PROMPT
Among the lines below, tally those holding the string "Computer" and give the total only.

MATERIAL FOR THIS TASK
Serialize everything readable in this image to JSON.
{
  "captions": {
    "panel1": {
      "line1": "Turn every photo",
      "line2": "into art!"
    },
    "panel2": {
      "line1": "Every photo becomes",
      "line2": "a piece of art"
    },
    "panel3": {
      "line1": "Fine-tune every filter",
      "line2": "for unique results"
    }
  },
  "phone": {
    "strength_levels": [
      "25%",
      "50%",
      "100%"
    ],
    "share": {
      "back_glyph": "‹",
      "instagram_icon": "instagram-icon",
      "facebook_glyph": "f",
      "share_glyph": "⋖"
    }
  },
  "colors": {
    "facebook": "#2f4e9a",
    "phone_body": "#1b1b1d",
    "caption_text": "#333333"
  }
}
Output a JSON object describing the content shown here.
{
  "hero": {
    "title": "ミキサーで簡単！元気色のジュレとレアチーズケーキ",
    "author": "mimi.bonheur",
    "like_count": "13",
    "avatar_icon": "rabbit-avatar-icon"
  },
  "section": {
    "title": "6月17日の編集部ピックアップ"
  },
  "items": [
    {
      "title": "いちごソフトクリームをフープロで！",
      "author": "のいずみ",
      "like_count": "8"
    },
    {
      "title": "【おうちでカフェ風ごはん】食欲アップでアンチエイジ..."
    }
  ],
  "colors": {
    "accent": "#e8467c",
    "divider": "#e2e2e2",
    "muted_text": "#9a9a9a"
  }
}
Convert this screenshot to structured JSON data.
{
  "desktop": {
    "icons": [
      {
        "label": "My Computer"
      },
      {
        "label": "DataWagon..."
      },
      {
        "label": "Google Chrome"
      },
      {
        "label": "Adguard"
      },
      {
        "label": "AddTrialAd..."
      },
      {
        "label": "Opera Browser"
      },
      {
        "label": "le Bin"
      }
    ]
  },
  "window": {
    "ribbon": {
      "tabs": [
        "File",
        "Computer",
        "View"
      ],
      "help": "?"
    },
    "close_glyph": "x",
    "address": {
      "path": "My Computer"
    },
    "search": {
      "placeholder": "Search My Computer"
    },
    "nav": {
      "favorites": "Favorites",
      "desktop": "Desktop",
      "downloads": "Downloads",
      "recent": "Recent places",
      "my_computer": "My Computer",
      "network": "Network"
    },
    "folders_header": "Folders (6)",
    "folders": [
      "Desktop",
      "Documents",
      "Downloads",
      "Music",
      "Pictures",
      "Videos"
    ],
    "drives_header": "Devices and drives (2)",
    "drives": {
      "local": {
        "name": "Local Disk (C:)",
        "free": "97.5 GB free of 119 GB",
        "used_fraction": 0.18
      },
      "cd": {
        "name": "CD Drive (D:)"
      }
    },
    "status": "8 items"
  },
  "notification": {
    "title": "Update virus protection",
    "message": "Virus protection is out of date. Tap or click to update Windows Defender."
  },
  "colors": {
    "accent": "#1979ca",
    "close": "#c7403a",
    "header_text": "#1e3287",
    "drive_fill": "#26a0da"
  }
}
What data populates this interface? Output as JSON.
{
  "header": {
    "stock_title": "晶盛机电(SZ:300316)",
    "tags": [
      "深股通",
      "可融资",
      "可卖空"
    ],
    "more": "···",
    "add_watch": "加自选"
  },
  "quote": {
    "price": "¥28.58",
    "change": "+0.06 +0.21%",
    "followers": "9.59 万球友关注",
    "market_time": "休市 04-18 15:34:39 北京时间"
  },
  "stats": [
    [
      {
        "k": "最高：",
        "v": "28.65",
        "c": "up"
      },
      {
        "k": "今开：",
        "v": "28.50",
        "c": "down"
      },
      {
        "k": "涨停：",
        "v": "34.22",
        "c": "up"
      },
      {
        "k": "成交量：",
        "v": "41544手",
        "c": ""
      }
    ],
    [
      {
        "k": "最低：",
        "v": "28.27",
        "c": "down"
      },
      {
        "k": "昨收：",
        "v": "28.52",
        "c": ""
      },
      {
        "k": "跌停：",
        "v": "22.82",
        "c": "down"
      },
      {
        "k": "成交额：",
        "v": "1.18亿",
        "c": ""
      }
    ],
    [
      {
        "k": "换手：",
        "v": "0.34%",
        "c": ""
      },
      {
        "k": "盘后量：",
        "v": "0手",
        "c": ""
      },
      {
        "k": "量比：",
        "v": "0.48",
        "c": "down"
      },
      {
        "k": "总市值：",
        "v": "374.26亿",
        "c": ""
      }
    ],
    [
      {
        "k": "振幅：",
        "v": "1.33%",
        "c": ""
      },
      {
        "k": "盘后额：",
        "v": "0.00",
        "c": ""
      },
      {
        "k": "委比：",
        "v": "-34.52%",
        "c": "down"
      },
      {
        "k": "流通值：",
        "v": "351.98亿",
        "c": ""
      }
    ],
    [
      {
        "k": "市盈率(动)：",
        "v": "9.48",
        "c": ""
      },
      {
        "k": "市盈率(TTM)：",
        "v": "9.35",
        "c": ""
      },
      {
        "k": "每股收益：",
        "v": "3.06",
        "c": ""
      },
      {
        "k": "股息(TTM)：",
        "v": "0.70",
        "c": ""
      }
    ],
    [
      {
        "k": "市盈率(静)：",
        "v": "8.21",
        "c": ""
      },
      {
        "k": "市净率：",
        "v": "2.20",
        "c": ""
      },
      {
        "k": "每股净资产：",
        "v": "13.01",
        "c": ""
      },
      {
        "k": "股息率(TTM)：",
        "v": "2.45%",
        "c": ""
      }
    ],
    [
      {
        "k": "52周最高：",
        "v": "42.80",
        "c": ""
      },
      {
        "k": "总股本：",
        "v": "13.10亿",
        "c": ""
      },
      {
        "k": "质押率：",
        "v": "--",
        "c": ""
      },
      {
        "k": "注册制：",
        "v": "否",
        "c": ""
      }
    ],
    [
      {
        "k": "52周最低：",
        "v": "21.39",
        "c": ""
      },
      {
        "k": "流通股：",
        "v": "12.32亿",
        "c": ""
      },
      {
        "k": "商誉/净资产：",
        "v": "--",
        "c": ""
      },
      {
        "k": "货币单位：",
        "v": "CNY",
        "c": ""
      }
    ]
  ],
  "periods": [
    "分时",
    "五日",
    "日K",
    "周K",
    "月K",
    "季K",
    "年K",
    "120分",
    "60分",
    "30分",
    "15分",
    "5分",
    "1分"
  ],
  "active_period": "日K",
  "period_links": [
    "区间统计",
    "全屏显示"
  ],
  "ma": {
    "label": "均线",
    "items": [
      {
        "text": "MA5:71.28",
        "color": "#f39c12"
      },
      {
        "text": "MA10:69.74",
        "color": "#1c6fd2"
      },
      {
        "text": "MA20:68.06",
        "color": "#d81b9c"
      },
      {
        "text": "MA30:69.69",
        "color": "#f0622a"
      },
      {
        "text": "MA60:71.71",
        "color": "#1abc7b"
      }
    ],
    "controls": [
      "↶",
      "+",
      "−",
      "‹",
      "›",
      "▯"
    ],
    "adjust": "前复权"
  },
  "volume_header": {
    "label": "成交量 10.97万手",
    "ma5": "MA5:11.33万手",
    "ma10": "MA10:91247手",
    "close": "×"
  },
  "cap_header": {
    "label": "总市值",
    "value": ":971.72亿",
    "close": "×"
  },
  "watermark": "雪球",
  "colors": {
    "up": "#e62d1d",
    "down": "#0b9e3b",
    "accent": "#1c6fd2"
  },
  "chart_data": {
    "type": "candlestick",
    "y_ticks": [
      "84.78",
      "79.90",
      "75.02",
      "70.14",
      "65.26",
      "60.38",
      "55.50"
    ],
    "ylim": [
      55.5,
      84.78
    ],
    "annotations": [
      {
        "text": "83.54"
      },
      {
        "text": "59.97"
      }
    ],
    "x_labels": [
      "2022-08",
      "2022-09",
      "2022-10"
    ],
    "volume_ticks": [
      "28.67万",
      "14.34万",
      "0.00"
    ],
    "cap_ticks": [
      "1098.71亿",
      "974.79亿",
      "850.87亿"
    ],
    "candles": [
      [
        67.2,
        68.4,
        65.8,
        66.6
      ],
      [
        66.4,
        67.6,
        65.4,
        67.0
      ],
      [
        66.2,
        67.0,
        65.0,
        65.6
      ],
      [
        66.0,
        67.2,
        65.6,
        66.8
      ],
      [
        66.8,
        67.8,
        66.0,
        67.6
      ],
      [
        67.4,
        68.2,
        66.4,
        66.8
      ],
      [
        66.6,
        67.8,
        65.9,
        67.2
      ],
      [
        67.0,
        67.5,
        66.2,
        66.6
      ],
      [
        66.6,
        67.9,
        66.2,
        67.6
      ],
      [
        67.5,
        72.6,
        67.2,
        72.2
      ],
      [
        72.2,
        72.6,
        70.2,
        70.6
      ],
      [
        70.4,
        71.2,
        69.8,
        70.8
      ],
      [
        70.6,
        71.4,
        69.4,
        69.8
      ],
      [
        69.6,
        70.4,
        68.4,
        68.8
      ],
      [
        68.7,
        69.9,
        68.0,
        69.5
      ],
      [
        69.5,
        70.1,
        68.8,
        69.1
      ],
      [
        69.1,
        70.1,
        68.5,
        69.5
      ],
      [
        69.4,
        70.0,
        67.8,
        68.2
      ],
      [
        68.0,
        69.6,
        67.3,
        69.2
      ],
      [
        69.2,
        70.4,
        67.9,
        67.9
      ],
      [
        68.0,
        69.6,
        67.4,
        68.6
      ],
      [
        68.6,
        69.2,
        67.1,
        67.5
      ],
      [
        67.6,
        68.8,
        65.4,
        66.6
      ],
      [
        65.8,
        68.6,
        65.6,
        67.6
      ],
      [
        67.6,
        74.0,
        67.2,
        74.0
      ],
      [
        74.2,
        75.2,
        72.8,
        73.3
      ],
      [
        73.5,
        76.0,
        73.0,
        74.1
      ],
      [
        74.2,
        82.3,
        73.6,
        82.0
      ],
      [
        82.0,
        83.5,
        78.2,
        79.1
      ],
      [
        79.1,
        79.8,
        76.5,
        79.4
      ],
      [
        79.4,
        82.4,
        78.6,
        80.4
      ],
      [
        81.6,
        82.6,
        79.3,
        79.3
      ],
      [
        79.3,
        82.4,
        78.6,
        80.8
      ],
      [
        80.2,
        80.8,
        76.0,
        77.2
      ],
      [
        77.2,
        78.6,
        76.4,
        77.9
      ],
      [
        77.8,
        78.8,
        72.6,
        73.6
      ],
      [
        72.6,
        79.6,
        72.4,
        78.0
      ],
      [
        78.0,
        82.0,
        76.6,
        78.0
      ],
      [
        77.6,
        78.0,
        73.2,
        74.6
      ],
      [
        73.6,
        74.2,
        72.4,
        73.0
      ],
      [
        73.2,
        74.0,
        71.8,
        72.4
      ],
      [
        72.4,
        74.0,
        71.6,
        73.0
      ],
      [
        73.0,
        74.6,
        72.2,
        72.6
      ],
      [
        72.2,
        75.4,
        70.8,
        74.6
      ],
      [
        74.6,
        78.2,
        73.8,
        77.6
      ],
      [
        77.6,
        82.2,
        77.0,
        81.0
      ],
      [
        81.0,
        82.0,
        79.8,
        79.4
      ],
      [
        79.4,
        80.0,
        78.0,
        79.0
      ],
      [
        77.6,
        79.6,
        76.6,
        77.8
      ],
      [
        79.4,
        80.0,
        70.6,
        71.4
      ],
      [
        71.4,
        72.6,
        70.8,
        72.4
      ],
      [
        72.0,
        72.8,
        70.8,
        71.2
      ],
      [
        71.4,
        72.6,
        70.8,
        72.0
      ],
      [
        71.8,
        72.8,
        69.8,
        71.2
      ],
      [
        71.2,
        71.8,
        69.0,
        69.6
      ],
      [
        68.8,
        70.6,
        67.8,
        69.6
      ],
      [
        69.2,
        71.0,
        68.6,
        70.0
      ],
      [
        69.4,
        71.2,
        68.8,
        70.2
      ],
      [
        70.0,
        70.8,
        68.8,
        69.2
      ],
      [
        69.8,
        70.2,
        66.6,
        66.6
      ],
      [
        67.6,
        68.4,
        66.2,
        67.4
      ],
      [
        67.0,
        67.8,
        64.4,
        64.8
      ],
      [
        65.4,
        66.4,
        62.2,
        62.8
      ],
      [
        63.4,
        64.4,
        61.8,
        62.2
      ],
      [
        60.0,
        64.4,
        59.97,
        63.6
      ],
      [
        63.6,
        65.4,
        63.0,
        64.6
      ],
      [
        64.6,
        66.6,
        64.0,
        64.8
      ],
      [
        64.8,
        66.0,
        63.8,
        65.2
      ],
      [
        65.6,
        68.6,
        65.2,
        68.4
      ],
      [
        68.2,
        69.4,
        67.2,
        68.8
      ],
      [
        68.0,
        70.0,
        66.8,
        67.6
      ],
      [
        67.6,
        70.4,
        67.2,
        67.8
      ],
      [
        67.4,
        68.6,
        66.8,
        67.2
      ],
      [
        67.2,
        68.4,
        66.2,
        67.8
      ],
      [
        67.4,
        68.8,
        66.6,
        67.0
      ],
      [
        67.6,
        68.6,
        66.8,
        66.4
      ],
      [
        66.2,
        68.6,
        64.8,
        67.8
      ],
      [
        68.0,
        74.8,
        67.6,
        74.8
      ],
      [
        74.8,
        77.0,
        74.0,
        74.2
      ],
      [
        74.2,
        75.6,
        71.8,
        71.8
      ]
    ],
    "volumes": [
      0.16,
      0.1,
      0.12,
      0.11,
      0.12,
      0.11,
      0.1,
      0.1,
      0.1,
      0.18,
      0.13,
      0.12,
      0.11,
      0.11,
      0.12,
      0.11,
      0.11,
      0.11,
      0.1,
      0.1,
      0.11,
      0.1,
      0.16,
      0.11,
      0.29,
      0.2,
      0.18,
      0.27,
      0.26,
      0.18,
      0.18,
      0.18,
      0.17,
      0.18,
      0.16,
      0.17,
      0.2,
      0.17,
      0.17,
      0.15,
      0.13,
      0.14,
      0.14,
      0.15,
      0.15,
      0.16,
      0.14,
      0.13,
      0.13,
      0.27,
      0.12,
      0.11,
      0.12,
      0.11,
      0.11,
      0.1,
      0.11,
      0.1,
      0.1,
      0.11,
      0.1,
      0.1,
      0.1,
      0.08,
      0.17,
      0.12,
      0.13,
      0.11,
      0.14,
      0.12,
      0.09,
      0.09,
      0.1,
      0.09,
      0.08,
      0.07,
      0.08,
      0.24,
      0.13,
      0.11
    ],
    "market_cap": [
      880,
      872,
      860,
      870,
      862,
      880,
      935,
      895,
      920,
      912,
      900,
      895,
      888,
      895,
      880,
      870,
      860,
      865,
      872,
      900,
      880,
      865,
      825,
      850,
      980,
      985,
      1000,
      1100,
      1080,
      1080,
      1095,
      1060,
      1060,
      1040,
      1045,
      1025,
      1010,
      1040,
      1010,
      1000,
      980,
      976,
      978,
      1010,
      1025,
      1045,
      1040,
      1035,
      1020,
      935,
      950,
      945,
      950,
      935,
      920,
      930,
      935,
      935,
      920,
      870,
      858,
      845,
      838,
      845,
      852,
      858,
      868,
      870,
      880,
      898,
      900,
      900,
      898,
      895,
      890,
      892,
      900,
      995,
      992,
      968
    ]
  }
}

RESPONSE
5